Jan Thomas* ̶ Access to Mathematics is Vital for Equity
Photo credit: Michael Shaw, AMSI
The following contribution appears in the
October 2009 issue of
Science as the "conScience" column and
is reprinted here with the permission of the author and
is reprinted here with the permission of the author and Australasian Science.
The disastrous state of mathematics
in the room for science, innovation and social inclusion in
In the mid-1980s a respected Scandinavian mathematics educator, Stieg Mellin-Olsen, argued that mathematics was nearly as important to a student’s life chances as being literate. Mellin-Olsen died on Australia Day 1995, a year that was a watershed for Australian mathematical sciences. It heralded a steady decline of mathematical sciences in Australian universities that now underpins a situation in schools that is the antipathy of what Mellin-Olsen believed.
A review of Australian mathematical sciences in 1995, published early in 1996, identified challenges but was generally optimistic about the future. However, when the Howard government reduced funding to universities from its first Budget later that year, it had a profound impact on university mathematics and statistics departments. Reasons for this included a faulty funding model for the teaching of mathematics and statistics and falling numbers of Year 12 students completing intermediate or advanced mathematics courses.
flight of many of
English-speaking countries with similar mathematics curricula have begun to
improve in international tests,
In the past
The ultimate solution lies in rebuilding mathematics and statistics in our universities so that the supply of graduates increases. There was a brief glimmer of hope in 2006 when funding for the teaching of mathematics and statistics was increased by nearly $3000 per equivalent full-time student. However, very little of this extra money found its way to mathematics and statistics departments.
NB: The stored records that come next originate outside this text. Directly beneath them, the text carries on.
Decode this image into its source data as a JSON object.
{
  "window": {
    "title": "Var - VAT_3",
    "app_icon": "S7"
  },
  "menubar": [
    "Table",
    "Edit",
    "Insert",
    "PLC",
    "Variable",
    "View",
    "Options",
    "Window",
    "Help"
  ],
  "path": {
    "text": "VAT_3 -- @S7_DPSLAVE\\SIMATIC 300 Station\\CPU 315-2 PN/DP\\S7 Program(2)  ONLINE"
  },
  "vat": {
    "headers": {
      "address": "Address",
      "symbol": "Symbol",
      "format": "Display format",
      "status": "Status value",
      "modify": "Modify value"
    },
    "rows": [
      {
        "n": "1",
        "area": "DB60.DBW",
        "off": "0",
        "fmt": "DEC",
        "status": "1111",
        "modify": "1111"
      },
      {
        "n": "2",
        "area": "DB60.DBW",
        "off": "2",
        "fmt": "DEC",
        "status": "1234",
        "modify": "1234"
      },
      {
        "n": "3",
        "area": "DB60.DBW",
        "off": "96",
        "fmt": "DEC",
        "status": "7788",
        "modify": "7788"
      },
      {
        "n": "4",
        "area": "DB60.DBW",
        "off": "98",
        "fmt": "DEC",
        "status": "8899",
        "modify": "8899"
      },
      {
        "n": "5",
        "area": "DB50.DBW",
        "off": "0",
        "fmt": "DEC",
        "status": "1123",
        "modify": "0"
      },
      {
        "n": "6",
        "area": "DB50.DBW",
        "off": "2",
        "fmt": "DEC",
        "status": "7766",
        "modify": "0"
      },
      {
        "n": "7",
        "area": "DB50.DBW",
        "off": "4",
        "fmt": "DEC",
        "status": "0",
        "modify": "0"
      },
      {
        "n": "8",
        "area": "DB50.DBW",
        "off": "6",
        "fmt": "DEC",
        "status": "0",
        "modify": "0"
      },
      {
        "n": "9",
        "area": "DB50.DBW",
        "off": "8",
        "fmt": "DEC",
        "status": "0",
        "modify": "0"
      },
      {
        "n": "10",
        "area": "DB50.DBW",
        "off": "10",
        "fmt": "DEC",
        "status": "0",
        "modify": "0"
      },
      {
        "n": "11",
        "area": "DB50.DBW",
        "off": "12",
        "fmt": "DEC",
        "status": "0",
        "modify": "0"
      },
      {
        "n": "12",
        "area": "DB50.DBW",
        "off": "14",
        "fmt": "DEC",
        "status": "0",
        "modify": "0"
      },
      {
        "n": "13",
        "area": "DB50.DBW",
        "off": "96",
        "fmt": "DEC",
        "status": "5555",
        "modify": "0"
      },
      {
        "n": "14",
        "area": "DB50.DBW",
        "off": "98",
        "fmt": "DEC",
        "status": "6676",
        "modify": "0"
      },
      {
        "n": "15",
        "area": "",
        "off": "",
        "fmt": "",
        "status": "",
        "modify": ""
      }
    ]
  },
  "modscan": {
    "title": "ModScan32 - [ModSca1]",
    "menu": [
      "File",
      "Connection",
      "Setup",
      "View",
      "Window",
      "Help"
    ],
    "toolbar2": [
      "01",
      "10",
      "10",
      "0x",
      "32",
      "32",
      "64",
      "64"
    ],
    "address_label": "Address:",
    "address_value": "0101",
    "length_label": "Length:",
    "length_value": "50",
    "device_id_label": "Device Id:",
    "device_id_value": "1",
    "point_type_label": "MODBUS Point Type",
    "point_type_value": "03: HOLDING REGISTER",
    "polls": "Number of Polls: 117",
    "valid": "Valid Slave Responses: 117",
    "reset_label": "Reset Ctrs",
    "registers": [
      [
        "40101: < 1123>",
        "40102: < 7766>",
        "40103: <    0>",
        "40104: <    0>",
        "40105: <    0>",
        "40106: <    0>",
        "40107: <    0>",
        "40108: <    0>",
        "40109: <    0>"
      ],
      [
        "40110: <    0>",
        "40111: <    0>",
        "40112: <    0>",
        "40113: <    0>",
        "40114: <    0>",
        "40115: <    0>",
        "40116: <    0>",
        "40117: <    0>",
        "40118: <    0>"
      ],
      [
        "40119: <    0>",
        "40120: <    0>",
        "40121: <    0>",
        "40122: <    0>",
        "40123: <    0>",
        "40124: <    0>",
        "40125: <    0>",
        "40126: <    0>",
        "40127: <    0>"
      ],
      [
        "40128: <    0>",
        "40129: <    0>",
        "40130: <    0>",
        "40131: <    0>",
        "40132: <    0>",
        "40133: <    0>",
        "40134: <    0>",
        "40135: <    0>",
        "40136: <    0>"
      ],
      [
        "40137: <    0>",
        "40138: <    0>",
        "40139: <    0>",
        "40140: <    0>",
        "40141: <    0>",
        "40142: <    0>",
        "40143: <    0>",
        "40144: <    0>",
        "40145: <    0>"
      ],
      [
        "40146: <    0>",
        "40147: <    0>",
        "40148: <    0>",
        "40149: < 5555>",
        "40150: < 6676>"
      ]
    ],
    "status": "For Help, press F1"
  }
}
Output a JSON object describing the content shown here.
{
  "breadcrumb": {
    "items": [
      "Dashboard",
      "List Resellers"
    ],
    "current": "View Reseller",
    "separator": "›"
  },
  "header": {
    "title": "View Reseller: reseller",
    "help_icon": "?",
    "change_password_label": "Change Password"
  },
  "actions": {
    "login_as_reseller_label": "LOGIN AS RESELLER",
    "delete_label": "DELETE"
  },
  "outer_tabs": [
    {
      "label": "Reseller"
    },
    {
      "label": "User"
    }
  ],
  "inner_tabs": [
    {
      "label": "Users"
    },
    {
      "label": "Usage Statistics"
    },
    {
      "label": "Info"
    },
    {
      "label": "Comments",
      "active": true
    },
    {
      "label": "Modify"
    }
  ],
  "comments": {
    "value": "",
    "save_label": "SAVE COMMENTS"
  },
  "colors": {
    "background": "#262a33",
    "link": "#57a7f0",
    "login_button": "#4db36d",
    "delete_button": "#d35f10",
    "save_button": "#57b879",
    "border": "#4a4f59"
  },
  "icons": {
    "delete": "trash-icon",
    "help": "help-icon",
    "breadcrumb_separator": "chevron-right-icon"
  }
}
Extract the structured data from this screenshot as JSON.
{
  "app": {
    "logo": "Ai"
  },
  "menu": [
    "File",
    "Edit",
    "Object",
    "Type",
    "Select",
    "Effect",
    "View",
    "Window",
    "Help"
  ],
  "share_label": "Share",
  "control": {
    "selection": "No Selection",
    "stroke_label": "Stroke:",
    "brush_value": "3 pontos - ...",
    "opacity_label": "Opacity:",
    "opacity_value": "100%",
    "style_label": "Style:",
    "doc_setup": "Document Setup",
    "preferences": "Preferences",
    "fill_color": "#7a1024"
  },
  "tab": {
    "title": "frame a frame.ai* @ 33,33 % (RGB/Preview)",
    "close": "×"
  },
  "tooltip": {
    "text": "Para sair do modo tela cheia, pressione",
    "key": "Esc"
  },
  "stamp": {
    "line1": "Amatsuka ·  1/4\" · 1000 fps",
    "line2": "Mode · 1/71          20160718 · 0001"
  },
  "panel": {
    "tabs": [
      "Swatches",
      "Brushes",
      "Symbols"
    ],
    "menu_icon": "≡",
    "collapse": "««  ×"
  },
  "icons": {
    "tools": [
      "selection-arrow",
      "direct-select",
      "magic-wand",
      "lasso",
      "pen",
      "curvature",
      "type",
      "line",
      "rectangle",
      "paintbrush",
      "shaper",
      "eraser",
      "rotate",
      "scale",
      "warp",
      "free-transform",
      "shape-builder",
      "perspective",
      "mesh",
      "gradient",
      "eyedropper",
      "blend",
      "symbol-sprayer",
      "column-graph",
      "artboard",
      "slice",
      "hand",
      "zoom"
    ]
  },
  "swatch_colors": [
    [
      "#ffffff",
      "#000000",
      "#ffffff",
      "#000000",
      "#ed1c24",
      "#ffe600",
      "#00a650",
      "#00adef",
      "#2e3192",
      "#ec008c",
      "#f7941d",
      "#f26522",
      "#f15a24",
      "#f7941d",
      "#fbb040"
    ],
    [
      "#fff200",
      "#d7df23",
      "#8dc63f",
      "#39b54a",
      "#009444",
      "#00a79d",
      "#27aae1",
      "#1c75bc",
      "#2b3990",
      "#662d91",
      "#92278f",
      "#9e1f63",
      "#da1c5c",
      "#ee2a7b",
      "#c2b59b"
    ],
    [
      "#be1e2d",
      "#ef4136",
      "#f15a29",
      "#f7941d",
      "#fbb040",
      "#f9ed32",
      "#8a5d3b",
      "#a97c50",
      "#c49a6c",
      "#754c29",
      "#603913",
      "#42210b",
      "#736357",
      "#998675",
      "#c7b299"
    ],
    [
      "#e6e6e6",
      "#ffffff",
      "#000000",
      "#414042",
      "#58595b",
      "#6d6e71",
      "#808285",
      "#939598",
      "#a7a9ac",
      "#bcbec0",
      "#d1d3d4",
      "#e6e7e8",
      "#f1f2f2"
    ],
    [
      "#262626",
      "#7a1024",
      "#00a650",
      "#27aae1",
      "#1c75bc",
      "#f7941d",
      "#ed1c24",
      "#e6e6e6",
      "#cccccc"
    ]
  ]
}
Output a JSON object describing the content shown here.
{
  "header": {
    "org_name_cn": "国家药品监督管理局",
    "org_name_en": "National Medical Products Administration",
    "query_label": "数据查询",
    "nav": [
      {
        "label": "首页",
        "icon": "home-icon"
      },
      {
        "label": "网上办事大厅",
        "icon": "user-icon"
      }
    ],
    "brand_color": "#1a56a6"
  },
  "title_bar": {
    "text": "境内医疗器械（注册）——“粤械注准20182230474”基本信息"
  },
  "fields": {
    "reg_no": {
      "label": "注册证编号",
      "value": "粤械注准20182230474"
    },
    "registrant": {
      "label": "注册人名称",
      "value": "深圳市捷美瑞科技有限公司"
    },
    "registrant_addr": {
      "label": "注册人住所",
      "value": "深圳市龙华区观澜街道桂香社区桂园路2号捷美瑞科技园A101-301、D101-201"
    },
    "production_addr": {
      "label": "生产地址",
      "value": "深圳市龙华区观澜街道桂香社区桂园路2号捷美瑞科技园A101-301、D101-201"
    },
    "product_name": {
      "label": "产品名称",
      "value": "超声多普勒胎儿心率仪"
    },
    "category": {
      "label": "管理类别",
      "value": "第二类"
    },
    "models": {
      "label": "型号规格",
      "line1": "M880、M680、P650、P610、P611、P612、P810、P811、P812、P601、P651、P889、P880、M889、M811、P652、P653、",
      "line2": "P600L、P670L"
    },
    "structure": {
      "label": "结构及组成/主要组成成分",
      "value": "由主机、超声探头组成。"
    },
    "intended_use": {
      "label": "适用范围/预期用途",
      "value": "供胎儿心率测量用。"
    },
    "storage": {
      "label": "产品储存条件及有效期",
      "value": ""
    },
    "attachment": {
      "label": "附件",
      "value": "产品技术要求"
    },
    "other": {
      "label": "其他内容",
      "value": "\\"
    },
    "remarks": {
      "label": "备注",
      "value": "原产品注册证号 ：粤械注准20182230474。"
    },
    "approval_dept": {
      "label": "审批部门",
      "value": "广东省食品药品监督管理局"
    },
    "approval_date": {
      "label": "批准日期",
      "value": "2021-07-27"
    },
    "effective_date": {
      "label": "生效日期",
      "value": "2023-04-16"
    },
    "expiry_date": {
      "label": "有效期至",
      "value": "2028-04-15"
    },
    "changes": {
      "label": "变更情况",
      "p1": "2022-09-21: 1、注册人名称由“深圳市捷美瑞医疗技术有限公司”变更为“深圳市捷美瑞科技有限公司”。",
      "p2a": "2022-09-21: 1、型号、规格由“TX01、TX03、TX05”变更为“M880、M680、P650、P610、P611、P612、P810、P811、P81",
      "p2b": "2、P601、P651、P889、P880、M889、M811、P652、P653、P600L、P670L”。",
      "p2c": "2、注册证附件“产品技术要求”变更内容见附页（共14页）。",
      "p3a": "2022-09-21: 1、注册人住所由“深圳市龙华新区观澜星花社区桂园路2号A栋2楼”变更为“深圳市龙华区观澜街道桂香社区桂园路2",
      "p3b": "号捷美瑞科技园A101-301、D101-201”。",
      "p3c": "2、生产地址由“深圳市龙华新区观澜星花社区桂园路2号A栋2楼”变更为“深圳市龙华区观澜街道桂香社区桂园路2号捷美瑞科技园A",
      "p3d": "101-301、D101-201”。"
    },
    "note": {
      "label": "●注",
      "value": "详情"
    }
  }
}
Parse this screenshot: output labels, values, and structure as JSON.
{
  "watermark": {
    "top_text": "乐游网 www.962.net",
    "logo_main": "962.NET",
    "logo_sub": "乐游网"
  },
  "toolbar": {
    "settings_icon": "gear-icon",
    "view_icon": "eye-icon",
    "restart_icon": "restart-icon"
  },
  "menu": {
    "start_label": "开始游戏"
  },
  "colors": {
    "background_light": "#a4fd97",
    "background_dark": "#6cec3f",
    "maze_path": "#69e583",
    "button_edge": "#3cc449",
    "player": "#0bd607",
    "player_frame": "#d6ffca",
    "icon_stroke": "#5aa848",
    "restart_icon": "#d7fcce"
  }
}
The subsequent federal government has now endorsed the Bradley review’s recommendation for ambitious national targets of 40% of 25-34-year-olds attaining bachelor level or above by 2025 and 20% share of undergraduate enrolments from low socio-economic status by 2020. Unless mathematics in the universities and schools is greatly enhanced these targets will only be met by creating courses that do not prepare students for jobs in the modern world where mathematical skills are virtually mandatory.
equipped with adequate mathematical skills are already in a privileged position
in gaining access to rewards in a world of science and technology. In
In other parts
of the world mathematics education is discussed around values like “opportunity
for citizenship and the global economy”, “civil rights”, “equity” and “social
justice”. We urgently need debates in these terms in